You are crazy. No Nephite has ever returned.
Most people laugh when they hear of Enoch's dream of returning to Jerusalem to find the infant Messiah. Even Enoch's future father-in-law mocks him when he asks for a postponement of his long-awaited wedding to his beloved Rebekah. A few take Enoch seriously - the shipbuilder Omnihah, Enoch's teacher David, and the prophet Nephi.
Five years before, a Lamanite named Samuel had stood on the wall of Zarahemla and prophesied that "five years more cometh" and the Christ would be born in Jerusalem. Time is running out! Enoch knows he must set sail across the great waters in search of his dream - to see the face of the Messiah.
The Star Prophecy is a surprising story of courage and love, faith and foritude. Sail with Enoch and his friends across the sea through hardship and adventure in search of the Christ child.
When I first started reading The Star Prophecy, I had no idea what it was about. I hadn't read the backliner or looked it up online ... I know, I know - very unusual for me. I generally do some checking and find out what I'm getting into when I agree to do a review. But not this time, for whatever reason. I found myself completely swept away by the premise. What if someone from the New World did try to return to Jerusalem? What obstacles would they face? How would they know where to go? How would they finance their journey, what kind of boat would they need - would it even be possible? Joan Sowards answered all these questions and wove them together masterfully.
I'm not an expert on these things, so I can't say if it would or would not be possible to make a trip of this kind. But this book made it all seem very plausible. I appreciated the research that must have gone into this undertaking, the outlining and planning that went into the timeline and making all the events fit how they needed to in order to coordinate with both the Bible story and the Book of Mormon account. It was truly well done.
If I were to point out one thing, I did wish that just a little bit more time had been spent in Jerusalem. I understood the need to condense that visit - they were in danger, and had to flee for their lives - but I wished we could have stayed there for a few more pages. It was the climax, the closure to their year of journeying and strife, and it seemed over far too soon. But really, that's my only gripe about this very intriguing and unique story.
While the plotline does revolve around Christ's birth, there's no need to feel as though this is just a Christmas story. It can be read and enjoyed at any time of year, and I very much recommend it to anyone who wants an adventure, a romance, or a historical novel that asks the question, "What if?"

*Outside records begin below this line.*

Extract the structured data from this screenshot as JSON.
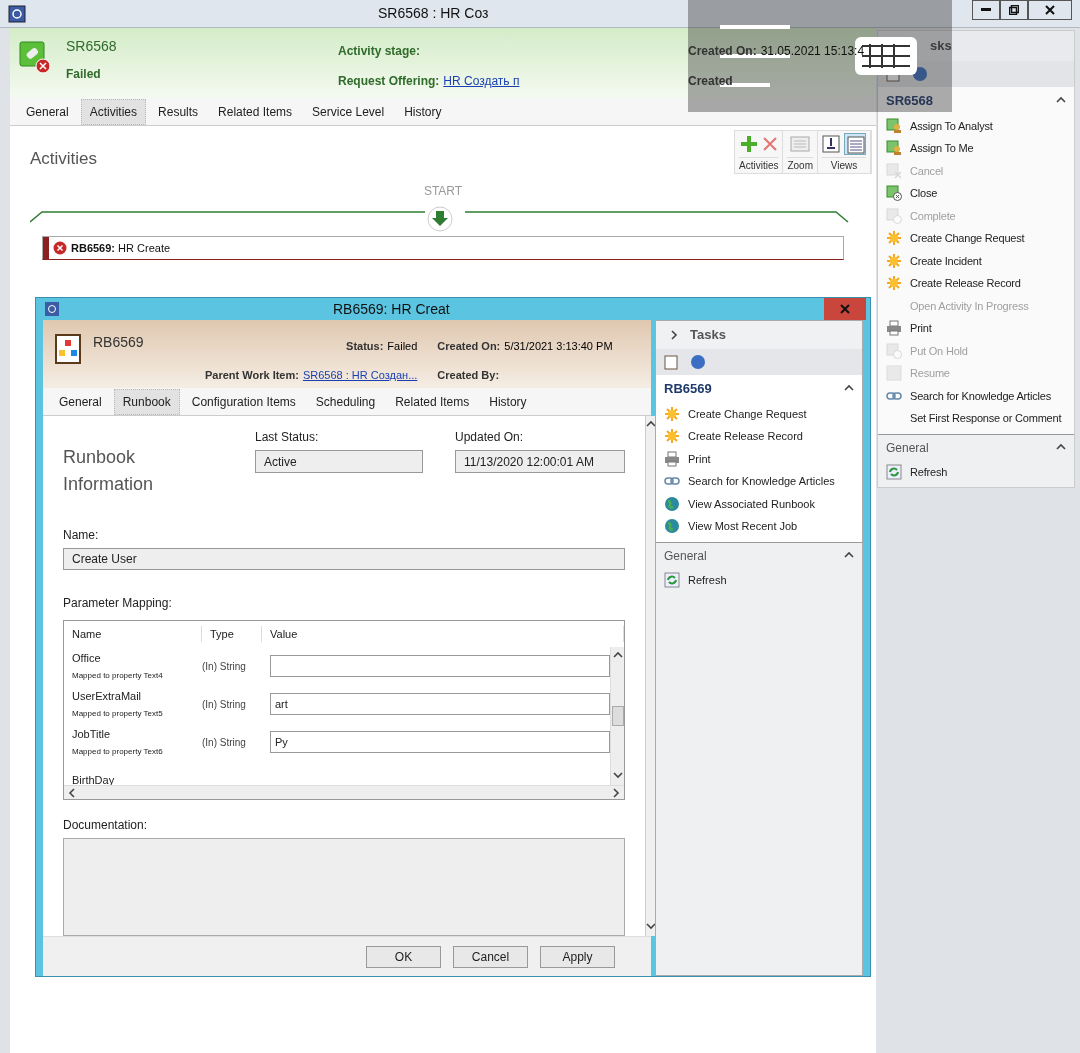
{
  "window": {
    "title": "SR6568 : HR Соз"
  },
  "header": {
    "id": "SR6568",
    "status": "Failed",
    "fields": [
      {
        "label": "Activity stage:"
      },
      {
        "label": "Request Offering:",
        "value": "HR Создать п",
        "link": true
      }
    ],
    "created": [
      {
        "label": "Created On:",
        "value": "31.05.2021 15:13:4"
      },
      {
        "label": "Created"
      }
    ]
  },
  "tabs": [
    {
      "label": "General",
      "selected": false
    },
    {
      "label": "Activities",
      "selected": true
    },
    {
      "label": "Results",
      "selected": false
    },
    {
      "label": "Related Items",
      "selected": false
    },
    {
      "label": "Service Level",
      "selected": false
    },
    {
      "label": "History",
      "selected": false
    }
  ],
  "section_title": "Activities",
  "toolbar": [
    {
      "label": "Activities",
      "kind": "edit"
    },
    {
      "label": "Zoom",
      "kind": "zoom"
    },
    {
      "label": "Views",
      "kind": "views"
    }
  ],
  "start_label": "START",
  "activity": {
    "id": "RB6569:",
    "title": "HR Create",
    "failed": true
  },
  "tasks": {
    "title": "sks",
    "section": "SR6568",
    "items": [
      {
        "label": "Assign To Analyst",
        "kind": "assign",
        "disabled": false
      },
      {
        "label": "Assign To Me",
        "kind": "assign",
        "disabled": false
      },
      {
        "label": "Cancel",
        "kind": "cancel",
        "disabled": true
      },
      {
        "label": "Close",
        "kind": "close",
        "disabled": false
      },
      {
        "label": "Complete",
        "kind": "complete",
        "disabled": true
      },
      {
        "label": "Create Change Request",
        "kind": "create",
        "disabled": false
      },
      {
        "label": "Create Incident",
        "kind": "create",
        "disabled": false
      },
      {
        "label": "Create Release Record",
        "kind": "create",
        "disabled": false
      },
      {
        "label": "Open Activity In Progress",
        "kind": "plain",
        "disabled": true
      },
      {
        "label": "Print",
        "kind": "print",
        "disabled": false
      },
      {
        "label": "Put On Hold",
        "kind": "hold",
        "disabled": true
      },
      {
        "label": "Resume",
        "kind": "resume",
        "disabled": true
      },
      {
        "label": "Search for Knowledge Articles",
        "kind": "search",
        "disabled": false
      },
      {
        "label": "Set First Response or Comment",
        "kind": "plain",
        "disabled": false
      }
    ],
    "general": "General",
    "general_items": [
      {
        "label": "Refresh",
        "kind": "refresh",
        "disabled": false
      }
    ]
  },
  "dialog": {
    "title": "RB6569: HR Creat",
    "id": "RB6569",
    "status": {
      "label": "Status:",
      "value": "Failed"
    },
    "created_on": {
      "label": "Created On:",
      "value": "5/31/2021 3:13:40 PM"
    },
    "parent": {
      "label": "Parent Work Item:",
      "value": "SR6568 : HR Создан..."
    },
    "created_by": {
      "label": "Created By:"
    },
    "tabs": [
      {
        "label": "General",
        "selected": false
      },
      {
        "label": "Runbook",
        "selected": true
      },
      {
        "label": "Configuration Items",
        "selected": false
      },
      {
        "label": "Scheduling",
        "selected": false
      },
      {
        "label": "Related Items",
        "selected": false
      },
      {
        "label": "History",
        "selected": false
      }
    ],
    "heading": "Runbook Information",
    "last_status": {
      "label": "Last Status:",
      "value": "Active"
    },
    "updated_on": {
      "label": "Updated On:",
      "value": "11/13/2020 12:00:01 AM"
    },
    "name": {
      "label": "Name:",
      "value": "Create User"
    },
    "mapping_label": "Parameter Mapping:",
    "columns": [
      "Name",
      "Type",
      "Value"
    ],
    "rows": [
      {
        "name": "Office",
        "mapped": "Mapped to property Text4",
        "type": "(In) String",
        "value": ""
      },
      {
        "name": "UserExtraMail",
        "mapped": "Mapped to property Text5",
        "type": "(In) String",
        "value": "art"
      },
      {
        "name": "JobTitle",
        "mapped": "Mapped to property Text6",
        "type": "(In) String",
        "value": "Py"
      },
      {
        "name": "BirthDay"
      }
    ],
    "documentation_label": "Documentation:",
    "buttons": [
      "OK",
      "Cancel",
      "Apply"
    ],
    "tasks": {
      "title": "Tasks",
      "section": "RB6569",
      "items": [
        {
          "label": "Create Change Request",
          "kind": "create",
          "disabled": false
        },
        {
          "label": "Create Release Record",
          "kind": "create",
          "disabled": false
        },
        {
          "label": "Print",
          "kind": "print",
          "disabled": false
        },
        {
          "label": "Search for Knowledge Articles",
          "kind": "search",
          "disabled": false
        },
        {
          "label": "View Associated Runbook",
          "kind": "runbook",
          "disabled": false
        },
        {
          "label": "View Most Recent Job",
          "kind": "runbook",
          "disabled": false
        }
      ],
      "general": "General",
      "general_items": [
        {
          "label": "Refresh",
          "kind": "refresh",
          "disabled": false
        }
      ]
    }
  }
}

Stay tuned for my interview with author Joan Sowards.
I received a copy of this novel from the publisher in exchange for my review, but this did not influence my opinion.